Expand to read Andrew's views
I am completely against non-lawyer owned law firms. I support Civil Society Organizations which provide legal services to under-served and marginalized communities on a non-profit basis. The real long-term concern we should focus on is how technology commodifies legal services and diminishes or eliminates the role of trusted intermediaries like lawyers in transactions. I actively support initiatives which aid lawyers in addressing this challenge.
Expand to read Andrew's views
I am the Chair of the Advertising and Fee Arrangements Working Group at the Law Society. We are completing development of a mandatory standard form contingency fee agreement which would greatly simplify the relationship between clients and lawyers who work on contingency. It will be a tremendous step forward for the profession and the public we serve.

Specific Enhancements to Licensing System

Expand to read Andrew's views

We have recently reviewed licensing.

Expand to read Andrew's views
LSO as a provider of CPD should continue as long as it does not dominate or undercut the market. As well, it must partner with local law associations and other providers outside of Toronto to make it accessible and relevant in all parts of Ontario. In addition, it is fit and proper for the LSO to provide low cost CLE to members whose means are limited.
Expand to read Andrew's views
Being from outside of Toronto, and a former President of a county law association I know how important local law associations are as places of learning, mentorship and practical support for practitioners. Enhanced financial and other supports to them from the Law Society are key to providing local solutions to local challenges experiences by practitioners.
Expand to read Andrew's views

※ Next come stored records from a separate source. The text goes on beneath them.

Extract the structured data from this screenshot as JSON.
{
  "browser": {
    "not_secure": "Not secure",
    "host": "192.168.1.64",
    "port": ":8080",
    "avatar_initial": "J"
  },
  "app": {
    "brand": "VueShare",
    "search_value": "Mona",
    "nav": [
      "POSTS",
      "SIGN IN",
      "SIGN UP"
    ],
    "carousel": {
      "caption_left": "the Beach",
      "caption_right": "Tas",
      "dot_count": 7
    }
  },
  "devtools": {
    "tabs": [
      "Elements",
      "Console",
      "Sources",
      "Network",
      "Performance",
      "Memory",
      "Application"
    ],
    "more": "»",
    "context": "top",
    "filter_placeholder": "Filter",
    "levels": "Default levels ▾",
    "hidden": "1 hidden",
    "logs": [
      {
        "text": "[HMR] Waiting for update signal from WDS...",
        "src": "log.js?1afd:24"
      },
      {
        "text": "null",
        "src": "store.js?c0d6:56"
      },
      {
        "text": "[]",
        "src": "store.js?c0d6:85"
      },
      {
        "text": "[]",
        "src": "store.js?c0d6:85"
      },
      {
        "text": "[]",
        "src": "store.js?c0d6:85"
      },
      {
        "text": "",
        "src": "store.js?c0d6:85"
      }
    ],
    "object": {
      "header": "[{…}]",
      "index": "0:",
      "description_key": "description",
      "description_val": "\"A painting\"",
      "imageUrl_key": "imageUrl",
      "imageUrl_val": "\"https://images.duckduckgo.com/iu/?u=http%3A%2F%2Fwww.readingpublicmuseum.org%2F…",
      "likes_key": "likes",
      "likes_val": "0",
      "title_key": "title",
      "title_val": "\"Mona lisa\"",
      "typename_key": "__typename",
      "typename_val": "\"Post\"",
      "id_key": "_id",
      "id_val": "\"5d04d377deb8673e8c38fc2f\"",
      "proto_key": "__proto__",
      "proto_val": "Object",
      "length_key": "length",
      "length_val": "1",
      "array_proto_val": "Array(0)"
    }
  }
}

A lawyer’s stock in trade is their ability to manage conflict. Constant engagement in the conflict and trauma suffered by others takes its toll. The Law Society is in a unique position to through programs and partnerships with a multiplicity of groups to help address the challenge of mental health among lawyers. Prime among those is strong support of the Lawyer Assistance Program. We need to enhance and expand these partnerships to serve the needs of all lawyers.

Expand to read Andrew's views
The funding priorities of the Law Society should be and generally are aligned with the core mission of the Law Society – ensuring that its members are competent and capable of serving the public. In aid of this mission, the Law Society should enhance funding to local county law associations as they are the front line support for sole and small firms serving the public throughout Ontario.

Diversity and Inclusivity Priorities

Expand to read Andrew's views
At its core, diversity and inclusivity is all about one simple proposition – treating others as you would wish to be treated yourself. Each of us wants to be accepted and respected by our colleagues, clients and the public. Moreover, we all want to be fulfilled in our profession regardless of who we are. I am committed to advancing the cause of inclusion and acceptance within our profession.

Scope of practice for paralegals and non-licensees

Expand to read Andrew's views

I am against expanding the scope of independent paralegal practice into family law. Paralegals may be useful within family law if and only if they were under the supervision and in the employ of a lawyer with carriage of the matter.

FOLA asks: Thoughts on Funding Staffed Local Law Libraries

Expand to read Andrew's views
As a former president of a county law association, I understand just how much local law associations and libraries are key supports for sole and small practices throughout the Province. The Law Society has maintained funding of them over time but that needs to be increased. Any changes to the library management and funding model in LibraryCo. must be premised on the real needs of the users – lawyers not the prescriptions of “experts”.

Other topics

Candidate contributions on additional topics

Expand to read Andrew's views

 

 

 

Other topics

Candidate contributions on additional topics

Expand to read Andrew's views

 

 

 

Other topics

Candidate contributions on additional topics

Expand to read Andrew's views